Michigan found a way to rally behind a pair of scores by Fitzgerald Toussaint and got out of East Hartford unscathed. But let me tell you, it did not feel like a win. And it was a harbinger of more angst and frustration to come.
Michigan’s reality at the time
The weaknesses exposed during that game ultimately set the stage for a 7-6 season, capped by a 31-14 drubbing at the hands of Kansas State in the Buffalo Wild Wings Bowl.
That’s right: Michigan was the type of program that went to the Buffalo Wild Wings Bowl. The type of program that got pushed around by Kansas State. The type of program that needed late heroics to beat freaking Akron and UConn.
Among the losses that season: Michigan State physically humiliating Michigan to the tune of negative-48 rushing yards and Nebraska coming into the Big House and holding the Wolverines under 200 yards total.
In 2014, Michigan would go on to miss the postseason entirely, finish with a losing record for the third time in seven seasons, and fire another head coach. Only in 2011, when Denard Robinson almost singlehandedly carried the team to 11 wins, did the program briefly feel like it might be heading in the right direction.
But let’s get back to that night in Connecticut. At the time, Michigan was scrambling desperately to try to return to its former glory. It had just emerged from the Rich Rodriguez disaster and was counting on Brady Hoke to fight his way out of a situation that proved far beyond his capabilities.

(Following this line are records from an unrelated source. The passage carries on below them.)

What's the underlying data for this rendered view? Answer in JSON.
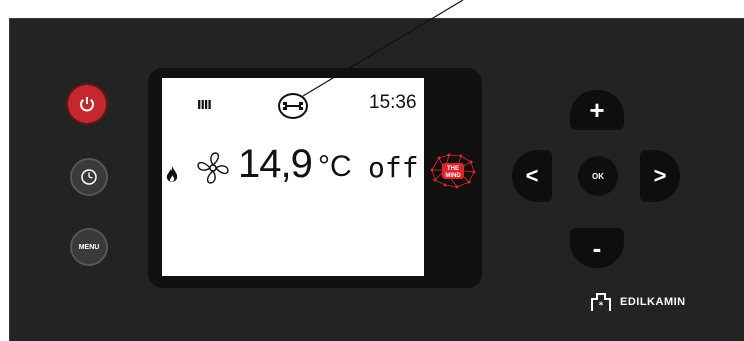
{
  "controls": {
    "power_icon": "power-icon",
    "clock_icon": "clock-icon",
    "menu_label": "MENU"
  },
  "display": {
    "status_indicator": "IIII",
    "time": "15:36",
    "temperature": "14,9",
    "unit": "°C",
    "state": "off",
    "maintenance_icon": "wrench-icon",
    "flame_icon": "flame-icon",
    "fan_icon": "fan-icon"
  },
  "logo": {
    "line1": "THE",
    "line2": "MIND"
  },
  "nav": {
    "up_label": "+",
    "down_label": "-",
    "left_label": "<",
    "right_label": ">",
    "ok_label": "OK"
  },
  "brand": {
    "name": "EDILKAMIN"
  },
  "colors": {
    "accent": "#c6272d",
    "panel": "#232323",
    "screen": "#ffffff"
  }
}
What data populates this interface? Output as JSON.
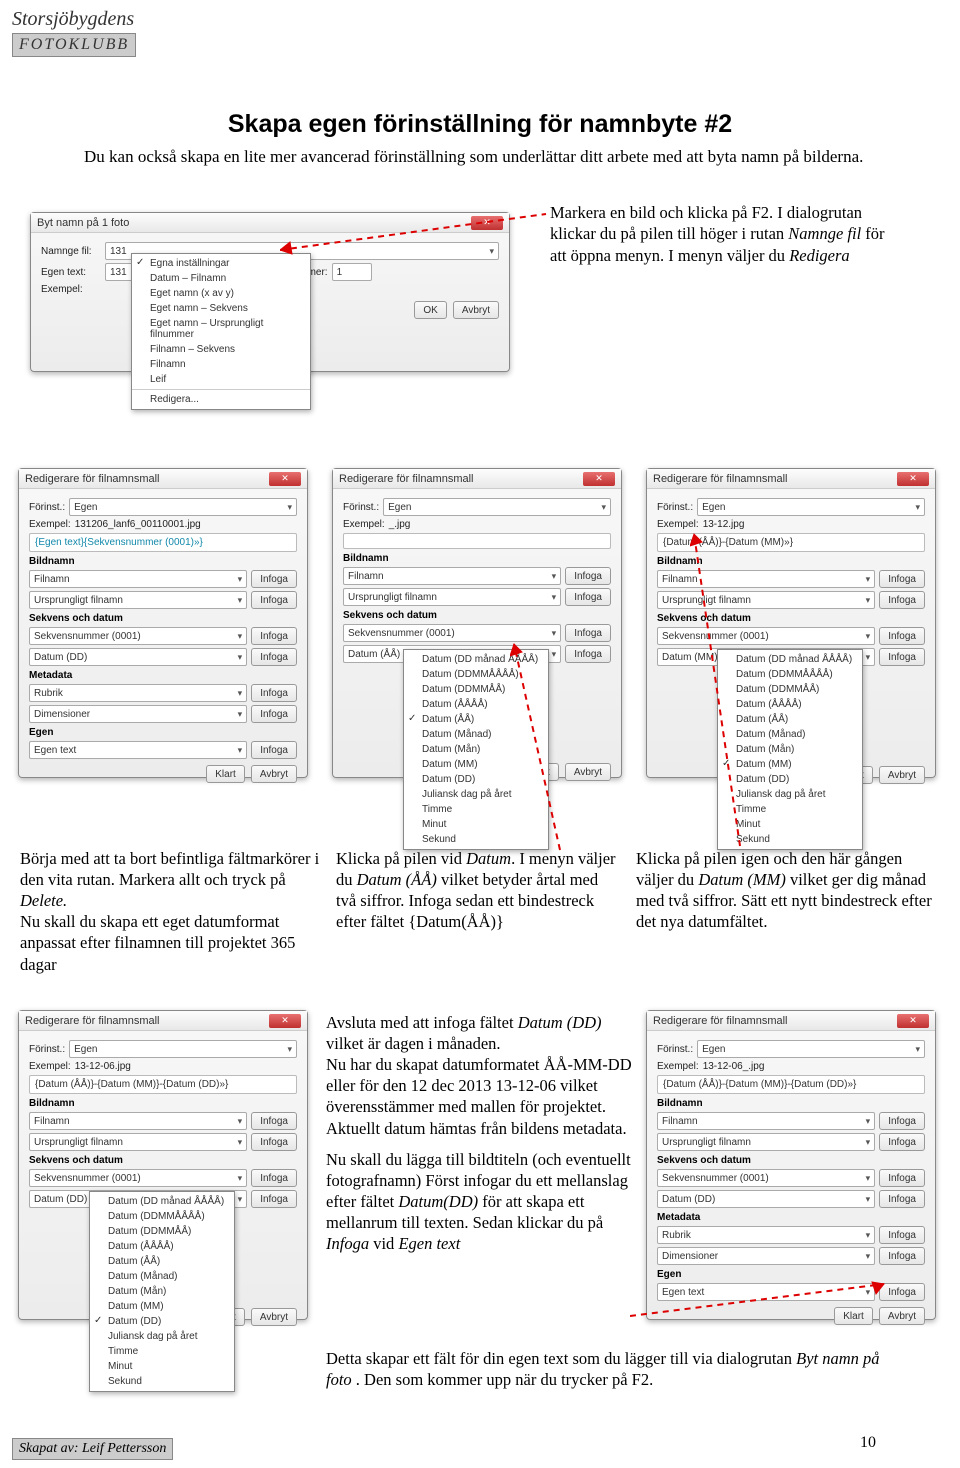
{
  "logo": {
    "line1": "Storsjöbygdens",
    "line2": "FOTOKLUBB"
  },
  "title": "Skapa egen förinställning för namnbyte #2",
  "intro": "Du kan också skapa en lite mer avancerad förinställning som underlättar ditt arbete med att byta namn på bilderna.",
  "right_caption": {
    "p1": "Markera en bild och klicka på F2. I dialogrutan klickar du på pilen till höger i rutan ",
    "i1": "Namnge fil",
    "p2": " för att öppna menyn. I menyn väljer du ",
    "i2": "Redigera"
  },
  "rename_dialog": {
    "title": "Byt namn på 1 foto",
    "lblNamnge": "Namnge fil:",
    "valNamnge": "131",
    "lblEgen": "Egen text:",
    "valEgen": "131",
    "lblStart": "Startnummer:",
    "valStart": "1",
    "lblExempel": "Exempel:",
    "btnOK": "OK",
    "btnAvbryt": "Avbryt",
    "menu": [
      "Egna inställningar",
      "Datum – Filnamn",
      "Eget namn (x av y)",
      "Eget namn – Sekvens",
      "Eget namn – Ursprungligt filnummer",
      "Filnamn – Sekvens",
      "Filnamn",
      "Leif",
      "Redigera..."
    ],
    "menuChecked": 0
  },
  "editor": {
    "title": "Redigerare för filnamnsmall",
    "lblForinst": "Förinst.:",
    "valForinst": "Egen",
    "lblExempel": "Exempel:",
    "secBildnamn": "Bildnamn",
    "opt1": "Filnamn",
    "opt2": "Ursprungligt filnamn",
    "secSekvens": "Sekvens och datum",
    "opt3": "Sekvensnummer (0001)",
    "secMetadata": "Metadata",
    "opt5": "Rubrik",
    "opt6": "Dimensioner",
    "secEgen": "Egen",
    "opt7": "Egen text",
    "btnInfoga": "Infoga",
    "btnKlart": "Klart",
    "btnAvbryt": "Avbryt",
    "ex1": "131206_lanf6_00110001.jpg",
    "patt1": "{Egen text}{Sekvensnummer (0001)»}",
    "ex2": "_.jpg",
    "patt2": "",
    "ex3": "13-12.jpg",
    "patt3": "{Datum (ÅÅ)}-{Datum (MM)»}",
    "ex4": "13-12-06.jpg",
    "patt4": "{Datum (ÅÅ)}-{Datum (MM)}-{Datum (DD)»}",
    "ex5": "13-12-06_.jpg",
    "patt5": "{Datum (ÅÅ)}-{Datum (MM)}-{Datum (DD)»}"
  },
  "date_menu": {
    "opt": [
      "Datum (ÅÅ)",
      "Datum (MM)",
      "Datum (DD)"
    ],
    "items": [
      "Datum (DD månad ÅÅÅÅ)",
      "Datum (DDMMÅÅÅÅ)",
      "Datum (DDMMÅÅ)",
      "Datum (ÅÅÅÅ)",
      "Datum (ÅÅ)",
      "Datum (Månad)",
      "Datum (Mån)",
      "Datum (MM)",
      "Datum (DD)",
      "Juliansk dag på året",
      "Timme",
      "Minut",
      "Sekund"
    ]
  },
  "col1": "Börja med att ta bort befintliga fältmarkörer i den vita rutan. Markera allt och tryck på ",
  "col1_i": "Delete.",
  "col1b": "Nu skall du skapa ett eget  datumformat anpassat efter  filnamnen till projektet 365 dagar",
  "col2": "Klicka på pilen vid ",
  "col2_i1": "Datum",
  "col2b": ". I menyn väljer du ",
  "col2_i2": "Datum (ÅÅ)",
  "col2c": " vilket betyder årtal med två siffror. Infoga sedan ett bindestreck efter fältet {Datum(ÅÅ)}",
  "col3": "Klicka på pilen igen och den här gången väljer du ",
  "col3_i": "Datum (MM)",
  "col3b": " vilket ger dig månad med två siffror. Sätt ett nytt bindestreck efter det nya datumfältet.",
  "para_b1": "Avsluta med att infoga fältet ",
  "para_b1i": "Datum (DD)",
  "para_b1b": " vilket är dagen i månaden.",
  "para_b2": "Nu har du skapat datumformatet ÅÅ-MM-DD eller för den 12 dec 2013  13-12-06 vilket överensstämmer med mallen för projektet. Aktuellt datum hämtas från bildens metadata.",
  "para_b3a": "Nu skall du lägga till bildtiteln (och eventuellt fotografnamn) Först infogar du ett mellanslag efter  fältet ",
  "para_b3i1": "Datum(DD)",
  "para_b3b": " för att skapa ett mellanrum till texten.  Sedan klickar du på ",
  "para_b3i2": "Infoga",
  "para_b3c": " vid ",
  "para_b3i3": "Egen text",
  "para_b4a": "Detta skapar ett fält för din egen text som du lägger till via dialogrutan ",
  "para_b4i": "Byt namn på foto",
  "para_b4b": " . Den som kommer upp när du trycker på F2.",
  "page": "10",
  "footer": "Skapat av: Leif Pettersson"
}
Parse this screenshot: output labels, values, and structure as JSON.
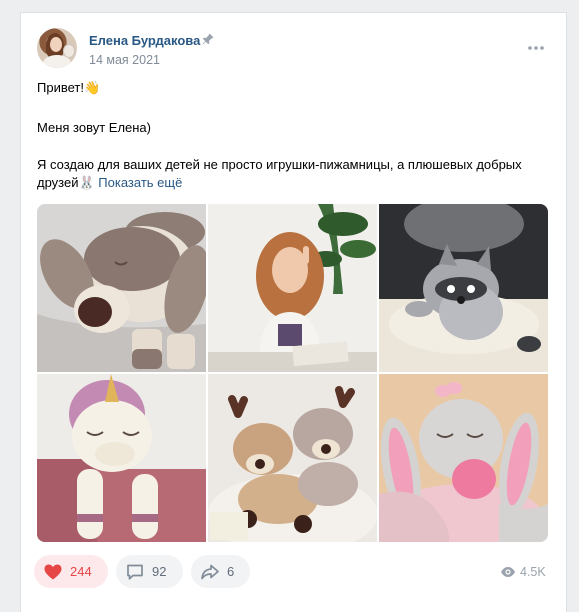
{
  "post": {
    "author": "Елена Бурдакова",
    "date": "14 мая 2021",
    "text_line1": "Привет!👋",
    "text_line2": "Меня зовут Елена)",
    "text_line3": "Я создаю для ваших детей не просто игрушки-пижамницы, а плюшевых добрых друзей🐰",
    "show_more": "Показать ещё"
  },
  "actions": {
    "likes": "244",
    "comments": "92",
    "shares": "6",
    "views": "4.5K"
  },
  "icons": [
    "avatar",
    "pin-icon",
    "more-icon",
    "heart-icon",
    "comment-icon",
    "share-icon",
    "eye-icon"
  ],
  "colors": {
    "link": "#2a5885",
    "like_red": "#e64646",
    "like_bg": "#fde9eb",
    "button_bg": "#f2f3f5",
    "muted": "#818c99"
  }
}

Michigan football was spinning its wheels, ricocheting between national laughingstock and moderately competitive on a week-to-week basis.
That UConn debacle -- it was just another loss disguised as a comeback victory.
Now, what happened at the Big House the last three weeks -- those were wins. It’s a subtle, under-appreciated sign of how far this program has come under Jim Harbaugh.
The Wolverines are beyond worrying about teams like Connecticut and Akron. Nobody looked at this schedule before the season and even considered the possibility of Michigan being anything other than 3-0. I remember when the non-conference schedule was just four opportunities for the college football world to mock Michigan. This is growth.
Harbaugh has Michigan looking a lot closer to the program many remember from the pre-Rodriguez times. As my dad likes to say, what the Wolverines did to Colorado State, Hawaii, and Connecticut is what they used to do to everyone on the schedule except Ohio State.
People don’t want to listen to the evidence that Michigan is “back,” but it’s starting to pile up. Since Harbaugh arrived in 2015, Michigan ranks 10th in the nation in wins and ninth in winning percentage -- all while playing in one of college football’s two elite divisions.
The Wolverines have had four 10-win seasons, played in two New Year’s Six bowls, and are among 12 teams to ever made the College Football Playoff. Michigan’s only losing season was the COVID-shortened disaster in 2020, and it bounced right back to beat Ohio State and win the Big Ten title the following year.
Michigan isn’t on the same level as Alabama, Clemson, Ohio State, Georgia, and Oklahoma. But once you get beyond that elite tier, you’ll be hard-pressed to find a team that has won more consistently than Michigan since 2015.
Back in 2013, Michigan was ridiculed nationally for getting drubbed annually by both major rivals. Critics could fairly point to the program’s national irrelevance and yearly underperformance. If analysts ran out of reasons to poke fun at the Wolverines, the team would simply provide more ammunition.
Now, people have so little to criticize that they harp on Michigan’s non-conference schedule and the way the quarterback competition was handled. Meanwhile, the team plods along, scoring 166 points in three games.
Some of the questions about the schedule are fair -- we don’t yet know what to expect from this year’s team. The tests are about to get a whole lot tougher, and Michigan will have to validate its No. 4 ranking.
But one thing’s for sure: The Michigan football program is thriving. And it’s certainly in a much better place than that ominous fall night in East Hartford.